  35. Ramasamy S, Nguyen DD, Eston MA, Nasrin Alam S, Moss AK, Ebrahimi F, Biswas B, Mostafa G, Chen KT, Kaliannan K, Yammine H, Narisawa S, Millan JL, Warren HS, Hohmann EL, Mizoguchi E, Reinecker HC, Bhan AK, Snapper SB, Malo MS, Hodin RA. Intestinal alkaline phosphatase has beneficial effects in mouse models of chronic colitis. Inflamm Bowel Dis 2010.

     

  36. Diegelmann J, Seiderer J, Niess JH, Haller D, Goke B, Reinecker HC, Brand S. Expression and regulation of the chemokine CXCL16 in Crohn's disease and models of intestinal inflammation. Inflamm Bowel Dis. 2010 May 10. [Epub ahead of print] PMID: 20848509

     

  37. Hang L, Setiawan T, Blum AM, Urban J, Stoyanoff K, Arihiro S, Reinecker HC, Weinstock JV. Heligmosomoides polygyrus infection can inhibit colitis through direct interaction with innate immunity.  J Immunol. 2010 Sep 15;185(6):3184-9. Epub 2010 Aug 11. PMID:20702728 [Pubmed - in process]

     

  38. Berger SB, Romero X, Ma C, Wang G, Faubion WA, Liao G, Compeer E, Keszei M, Rameh L, Wang N, Boes M, Regueiro JR, Reinecker HC, Terhorst C. SLAM is a microbial sensor that regulates bacterial phagosome functions in macrophages. Nat Immunol. 2010 Oct;11(10):920-7. PMID:20818396 [PubMed - in process]

     

  39. Sidhu M, Alonso Cotoner C, Guleng B, Arihiro S, Chang S, Duncan K W, Ajami AM, Chau M, Reinecker HC. Small Molecule Tyrosine Kinase Inhibitors for the Treatment of Intestinal Inflammation. Inflamm Bowel Dis. 2011, accepted for Publication.

     

  40. Da Silva N, Cortez-Retamozo V, Reinecker HC, Wildgruber M, Hill E, Brown D, Swirski F, Pittet M, Breton S. A dense network of dendritic cells populates the murine epididymis.  Reproduction. 2011 Feb 10. [Epub ahead of print]

     

  41. Wang S, Villablanca EJ, De Calisto J, Gomes DC, Nguyen DD, Mizoguchi E, Kagan JC, Reinecker HC, Hacohen N, Nagler C, Xavier RJ, Rossi-Bergmann B, Chen YB, Blomhoff R, Snapper SB, Mora JR. MyD88-Dependent TLR1/2 Signals Educate Dendritic Cells with Gut-Specific Imprinting Properties.
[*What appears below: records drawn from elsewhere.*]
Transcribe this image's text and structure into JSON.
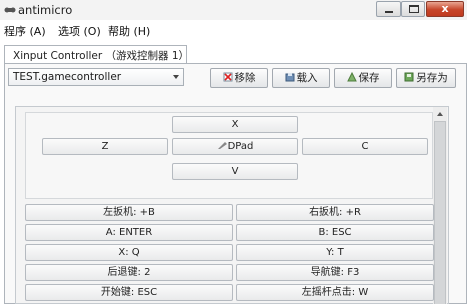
{
  "window": {
    "title": "antimicro",
    "min_label": "",
    "max_label": "",
    "close_label": "x"
  },
  "menu": {
    "items": [
      "程序 (A)",
      "选项 (O)",
      "帮助 (H)"
    ]
  },
  "tab": {
    "label": "Xinput Controller （游戏控制器 1）"
  },
  "profile": {
    "selected": "TEST.gamecontroller"
  },
  "toolbar": {
    "remove": "移除",
    "load": "载入",
    "save": "保存",
    "save_as": "另存为"
  },
  "dpad": {
    "up": "X",
    "left": "Z",
    "center": "DPad",
    "right": "C",
    "down": "V"
  },
  "mappings": [
    {
      "left": "左扳机: +B",
      "right": "右扳机: +R"
    },
    {
      "left": "A: ENTER",
      "right": "B: ESC"
    },
    {
      "left": "X: Q",
      "right": "Y: T"
    },
    {
      "left": "后退键: 2",
      "right": "导航键: F3"
    },
    {
      "left": "开始键: ESC",
      "right": "左摇杆点击: W"
    }
  ],
  "colors": {
    "close_button": "#c7462a",
    "tab_border": "#aeb4bb"
  },
  "icons": [
    "app-icon",
    "remove-icon",
    "load-icon",
    "save-icon",
    "save-as-icon",
    "dpad-icon",
    "scroll-up-icon"
  ]
}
J Immunol. 2011 Jul 1;187(1):141-50. Epub 2011 Jun 6.

     

  42. Yun Zhao, Carmen Alonso 2, Isabel Ballester Ph.D, Joo Hye Song, Sun Young Chang, Bayasi Guleng, Seiji Arihiro, Peter J. Murray, Ramnik Xavier, Koichi S. Kobayashi and Reinecker HC. Control of NOD2- and Rip2-Dependent Innate Immune Activation by GEF-H1. Inflamm Bowel Dis. 2011 accepted for publication.

     

  43. Nagatani K, Wang S, Llado V, Lau CW, Li Z, Mizoguchi A, Nagler CR, Shibata Y, Reinecker HC, Mora JR, Mizoguchi E. Chitin microparticles for the control of intestinal inflammation.Inflamm Bowel Dis. 2012